* [Required action]
Look through the material beneath and copy each line with the word "value".

* [Data records]
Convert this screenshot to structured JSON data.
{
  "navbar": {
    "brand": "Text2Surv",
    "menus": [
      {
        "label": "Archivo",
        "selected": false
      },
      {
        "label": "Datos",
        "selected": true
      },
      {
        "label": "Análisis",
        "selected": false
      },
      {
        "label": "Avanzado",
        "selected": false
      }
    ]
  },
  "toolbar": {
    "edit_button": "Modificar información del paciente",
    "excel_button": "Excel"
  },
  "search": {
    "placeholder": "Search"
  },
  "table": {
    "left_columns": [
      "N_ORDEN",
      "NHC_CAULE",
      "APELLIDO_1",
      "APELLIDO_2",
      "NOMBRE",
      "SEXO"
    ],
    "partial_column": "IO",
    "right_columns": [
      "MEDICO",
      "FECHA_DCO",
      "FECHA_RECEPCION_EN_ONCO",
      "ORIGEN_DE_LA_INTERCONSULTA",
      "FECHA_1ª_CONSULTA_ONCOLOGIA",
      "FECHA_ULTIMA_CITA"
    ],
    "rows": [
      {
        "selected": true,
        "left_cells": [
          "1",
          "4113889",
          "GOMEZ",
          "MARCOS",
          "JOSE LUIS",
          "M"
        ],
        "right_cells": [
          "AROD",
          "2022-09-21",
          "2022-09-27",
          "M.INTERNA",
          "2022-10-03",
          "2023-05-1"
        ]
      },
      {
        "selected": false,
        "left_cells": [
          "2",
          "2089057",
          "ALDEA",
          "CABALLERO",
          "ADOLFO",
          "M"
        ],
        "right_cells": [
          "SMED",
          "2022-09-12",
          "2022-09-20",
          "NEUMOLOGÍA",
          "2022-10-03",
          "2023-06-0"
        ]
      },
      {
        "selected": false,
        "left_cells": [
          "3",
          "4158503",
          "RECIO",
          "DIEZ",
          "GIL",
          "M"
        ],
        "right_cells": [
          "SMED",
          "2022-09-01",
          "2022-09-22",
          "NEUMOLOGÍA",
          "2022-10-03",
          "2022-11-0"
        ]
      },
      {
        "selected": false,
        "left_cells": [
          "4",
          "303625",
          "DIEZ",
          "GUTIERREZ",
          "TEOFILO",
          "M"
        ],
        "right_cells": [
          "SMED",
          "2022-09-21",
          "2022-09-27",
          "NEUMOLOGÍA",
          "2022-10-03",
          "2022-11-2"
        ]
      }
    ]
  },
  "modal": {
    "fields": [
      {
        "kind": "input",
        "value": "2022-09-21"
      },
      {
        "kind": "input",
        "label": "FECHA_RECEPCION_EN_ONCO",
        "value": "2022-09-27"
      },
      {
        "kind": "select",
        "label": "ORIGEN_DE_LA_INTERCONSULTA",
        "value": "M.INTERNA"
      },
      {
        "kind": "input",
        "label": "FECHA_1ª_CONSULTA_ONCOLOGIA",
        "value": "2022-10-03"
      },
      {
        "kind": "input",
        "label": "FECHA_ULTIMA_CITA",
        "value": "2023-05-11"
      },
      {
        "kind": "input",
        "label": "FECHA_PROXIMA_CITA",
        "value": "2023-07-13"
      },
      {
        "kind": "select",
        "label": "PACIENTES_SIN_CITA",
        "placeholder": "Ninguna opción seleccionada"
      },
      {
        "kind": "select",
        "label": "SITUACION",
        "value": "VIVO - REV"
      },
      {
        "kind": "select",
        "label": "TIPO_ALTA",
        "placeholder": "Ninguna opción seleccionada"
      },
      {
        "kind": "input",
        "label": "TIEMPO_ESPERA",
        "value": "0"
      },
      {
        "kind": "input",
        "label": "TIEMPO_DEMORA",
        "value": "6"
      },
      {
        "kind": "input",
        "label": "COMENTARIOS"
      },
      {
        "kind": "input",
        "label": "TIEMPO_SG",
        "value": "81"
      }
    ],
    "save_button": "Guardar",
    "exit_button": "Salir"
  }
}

* [Answer]
        "value": "2022-09-21"
        "value": "2022-09-27"
        "value": "M.INTERNA"
        "value": "2022-10-03"
        "value": "2023-05-11"
        "value": "2023-07-13"
        "value": "VIVO - REV"
        "value": "0"
        "value": "6"
        "value": "81"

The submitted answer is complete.